### Action item
Everything in the listing must be repeated exactly, apart from the images.

### Records for this task
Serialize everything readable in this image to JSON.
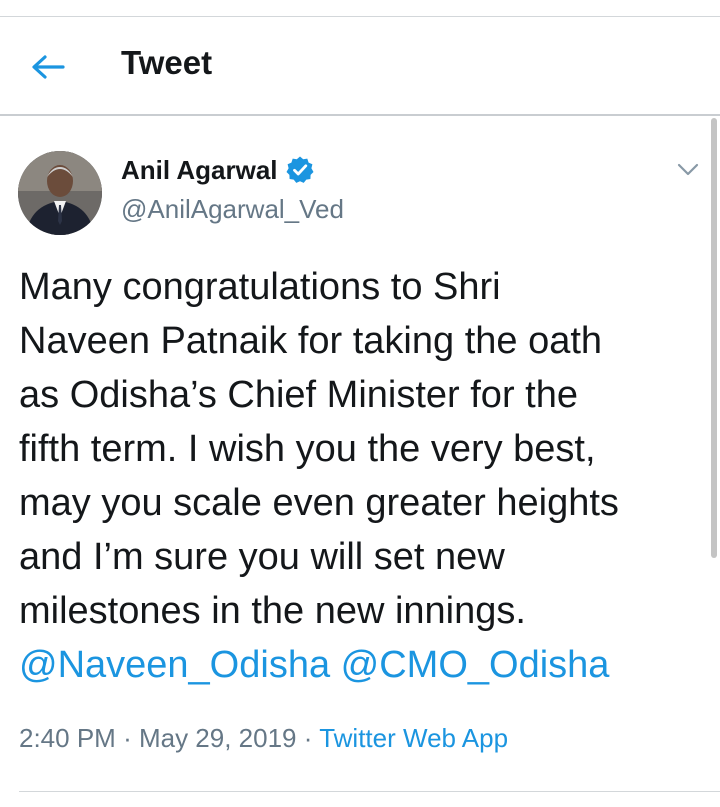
{
  "header": {
    "title": "Tweet"
  },
  "tweet": {
    "author": {
      "name": "Anil Agarwal",
      "handle": "@AnilAgarwal_Ved",
      "verified": true
    },
    "text_lines": [
      "Many congratulations to Shri",
      "Naveen Patnaik for taking the oath",
      "as Odisha’s Chief Minister for the",
      "fifth term. I wish you the very best,",
      "may you scale even greater heights",
      "and I’m sure you will set new",
      "milestones in the new innings."
    ],
    "mentions": [
      "@Naveen_Odisha",
      "@CMO_Odisha"
    ],
    "time": "2:40 PM",
    "separator": "·",
    "date": "May 29, 2019",
    "source": "Twitter Web App"
  },
  "colors": {
    "accent": "#1b95e0",
    "text": "#14171a",
    "muted": "#657786",
    "divider": "#c9cdd1"
  },
  "icons": {
    "back": "arrow-left-icon",
    "verified": "verified-badge-icon",
    "more": "chevron-down-icon"
  }
}
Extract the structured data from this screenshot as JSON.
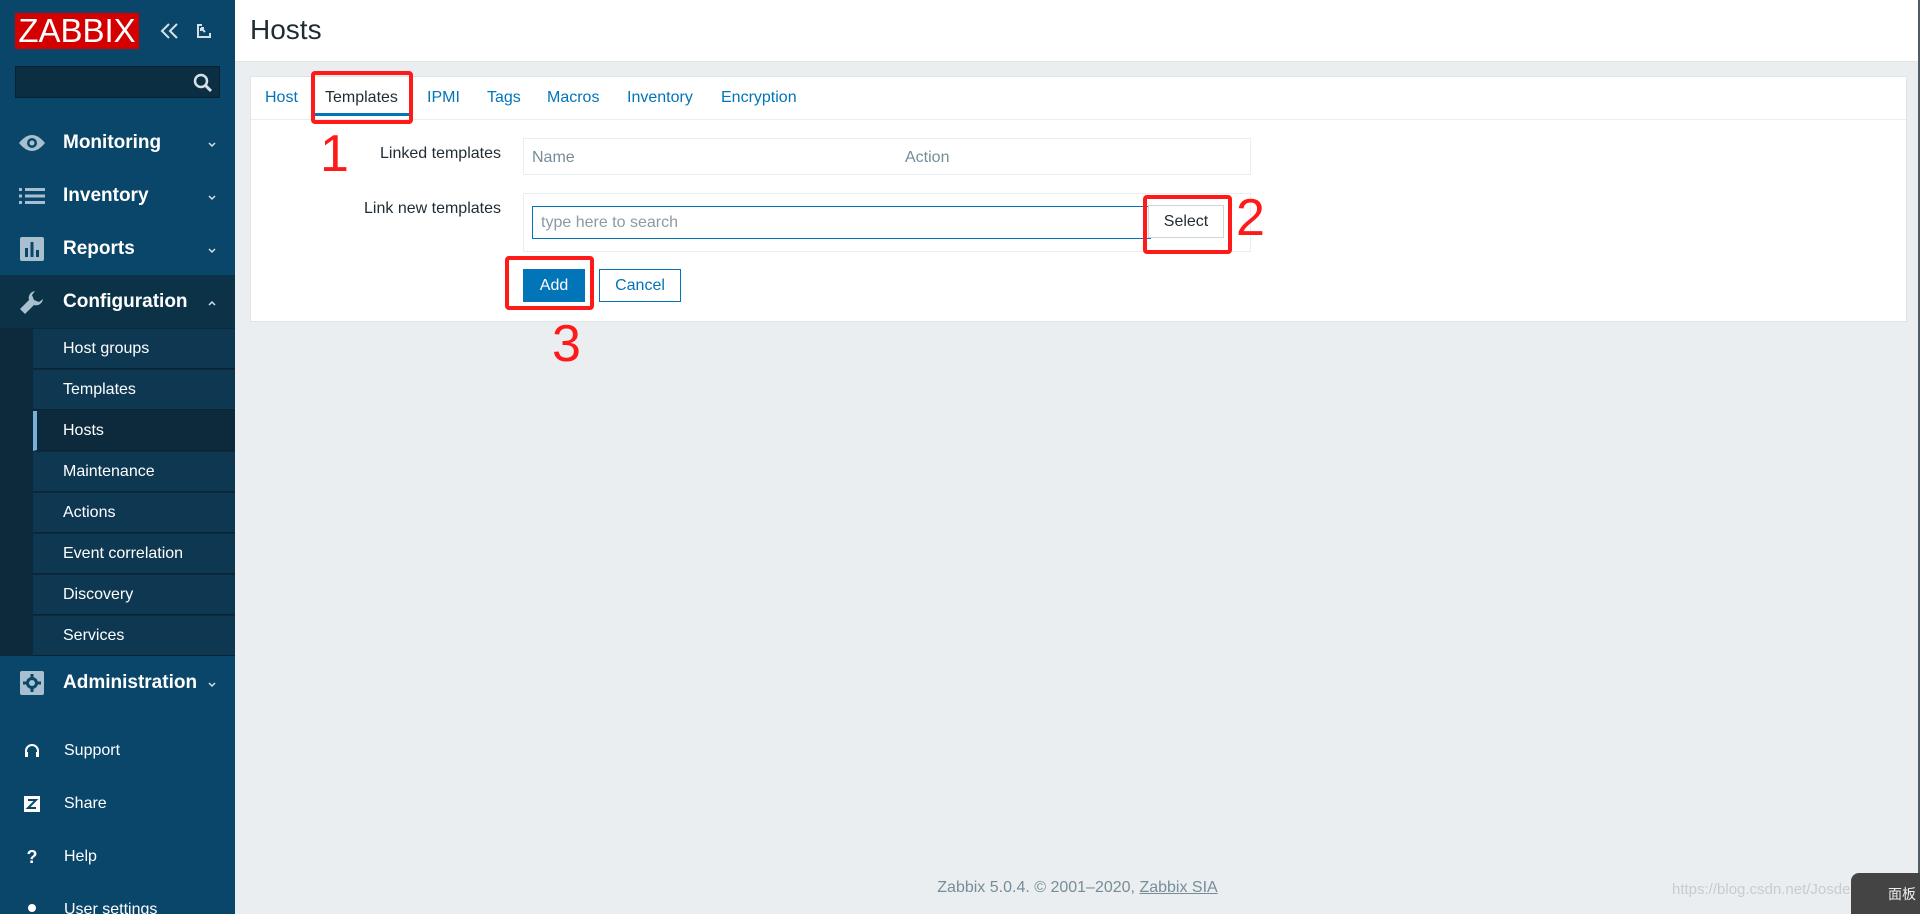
{
  "brand": {
    "logo": "ZABBIX",
    "color": "#d40000"
  },
  "sidebar": {
    "search_value": "",
    "menu": [
      {
        "label": "Monitoring",
        "icon": "eye-icon",
        "expanded": false
      },
      {
        "label": "Inventory",
        "icon": "list-icon",
        "expanded": false
      },
      {
        "label": "Reports",
        "icon": "bar-chart-icon",
        "expanded": false
      },
      {
        "label": "Configuration",
        "icon": "wrench-icon",
        "expanded": true
      },
      {
        "label": "Administration",
        "icon": "gear-icon",
        "expanded": false
      }
    ],
    "config_items": [
      {
        "label": "Host groups"
      },
      {
        "label": "Templates"
      },
      {
        "label": "Hosts",
        "active": true
      },
      {
        "label": "Maintenance"
      },
      {
        "label": "Actions"
      },
      {
        "label": "Event correlation"
      },
      {
        "label": "Discovery"
      },
      {
        "label": "Services"
      }
    ],
    "utility": [
      {
        "label": "Support",
        "icon": "headset-icon"
      },
      {
        "label": "Share",
        "icon": "share-z-icon"
      },
      {
        "label": "Help",
        "icon": "help-icon"
      },
      {
        "label": "User settings",
        "icon": "user-icon"
      }
    ]
  },
  "page": {
    "title": "Hosts"
  },
  "tabs": [
    {
      "label": "Host"
    },
    {
      "label": "Templates",
      "active": true
    },
    {
      "label": "IPMI"
    },
    {
      "label": "Tags"
    },
    {
      "label": "Macros"
    },
    {
      "label": "Inventory"
    },
    {
      "label": "Encryption"
    }
  ],
  "form": {
    "linked_templates_label": "Linked templates",
    "linked_columns": [
      "Name",
      "Action"
    ],
    "link_new_label": "Link new templates",
    "search_placeholder": "type here to search",
    "select_label": "Select",
    "add_label": "Add",
    "cancel_label": "Cancel"
  },
  "annotations": {
    "one": "1",
    "two": "2",
    "three": "3"
  },
  "footer": {
    "text": "Zabbix 5.0.4. © 2001–2020, ",
    "link": "Zabbix SIA"
  },
  "watermark": "https://blog.csdn.net/JosdeeT面板",
  "corner_button": "面板",
  "colors": {
    "accent": "#0275b8",
    "sidebar": "#0a466a",
    "annotation": "#ff1a1a"
  }
}
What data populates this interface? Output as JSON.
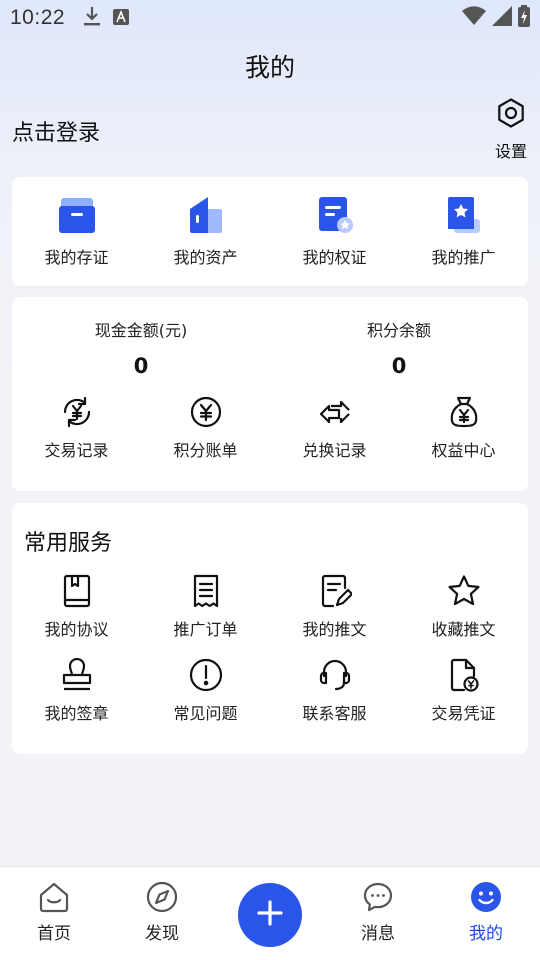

### Result of this exercise
Serialize everything readable in this image to JSON.
{
  "header": {
    "title": "Tweet"
  },
  "tweet": {
    "author": {
      "name": "Anil Agarwal",
      "handle": "@AnilAgarwal_Ved",
      "verified": true
    },
    "text_lines": [
      "Many congratulations to Shri",
      "Naveen Patnaik for taking the oath",
      "as Odisha’s Chief Minister for the",
      "fifth term. I wish you the very best,",
      "may you scale even greater heights",
      "and I’m sure you will set new",
      "milestones in the new innings."
    ],
    "mentions": [
      "@Naveen_Odisha",
      "@CMO_Odisha"
    ],
    "time": "2:40 PM",
    "separator": "·",
    "date": "May 29, 2019",
    "source": "Twitter Web App"
  },
  "colors": {
    "accent": "#1b95e0",
    "text": "#14171a",
    "muted": "#657786",
    "divider": "#c9cdd1"
  },
  "icons": {
    "back": "arrow-left-icon",
    "verified": "verified-badge-icon",
    "more": "chevron-down-icon"
  }
}
Extract the structured data from this screenshot as JSON.
{
  "brand": {
    "logo": "ZABBIX",
    "color": "#d40000"
  },
  "sidebar": {
    "search_value": "",
    "menu": [
      {
        "label": "Monitoring",
        "icon": "eye-icon",
        "expanded": false
      },
      {
        "label": "Inventory",
        "icon": "list-icon",
        "expanded": false
      },
      {
        "label": "Reports",
        "icon": "bar-chart-icon",
        "expanded": false
      },
      {
        "label": "Configuration",
        "icon": "wrench-icon",
        "expanded": true
      },
      {
        "label": "Administration",
        "icon": "gear-icon",
        "expanded": false
      }
    ],
    "config_items": [
      {
        "label": "Host groups"
      },
      {
        "label": "Templates"
      },
      {
        "label": "Hosts",
        "active": true
      },
      {
        "label": "Maintenance"
      },
      {
        "label": "Actions"
      },
      {
        "label": "Event correlation"
      },
      {
        "label": "Discovery"
      },
      {
        "label": "Services"
      }
    ],
    "utility": [
      {
        "label": "Support",
        "icon": "headset-icon"
      },
      {
        "label": "Share",
        "icon": "share-z-icon"
      },
      {
        "label": "Help",
        "icon": "help-icon"
      },
      {
        "label": "User settings",
        "icon": "user-icon"
      }
    ]
  },
  "page": {
    "title": "Hosts"
  },
  "tabs": [
    {
      "label": "Host"
    },
    {
      "label": "Templates",
      "active": true
    },
    {
      "label": "IPMI"
    },
    {
      "label": "Tags"
    },
    {
      "label": "Macros"
    },
    {
      "label": "Inventory"
    },
    {
      "label": "Encryption"
    }
  ],
  "form": {
    "linked_templates_label": "Linked templates",
    "linked_columns": [
      "Name",
      "Action"
    ],
    "link_new_label": "Link new templates",
    "search_placeholder": "type here to search",
    "select_label": "Select",
    "add_label": "Add",
    "cancel_label": "Cancel"
  },
  "annotations": {
    "one": "1",
    "two": "2",
    "three": "3"
  },
  "footer": {
    "text": "Zabbix 5.0.4. © 2001–2020, ",
    "link": "Zabbix SIA"
  },
  "watermark": "https://blog.csdn.net/JosdeeT面板",
  "corner_button": "面板",
  "colors": {
    "accent": "#0275b8",
    "sidebar": "#0a466a",
    "annotation": "#ff1a1a"
  }
}
What data populates this interface? Output as JSON.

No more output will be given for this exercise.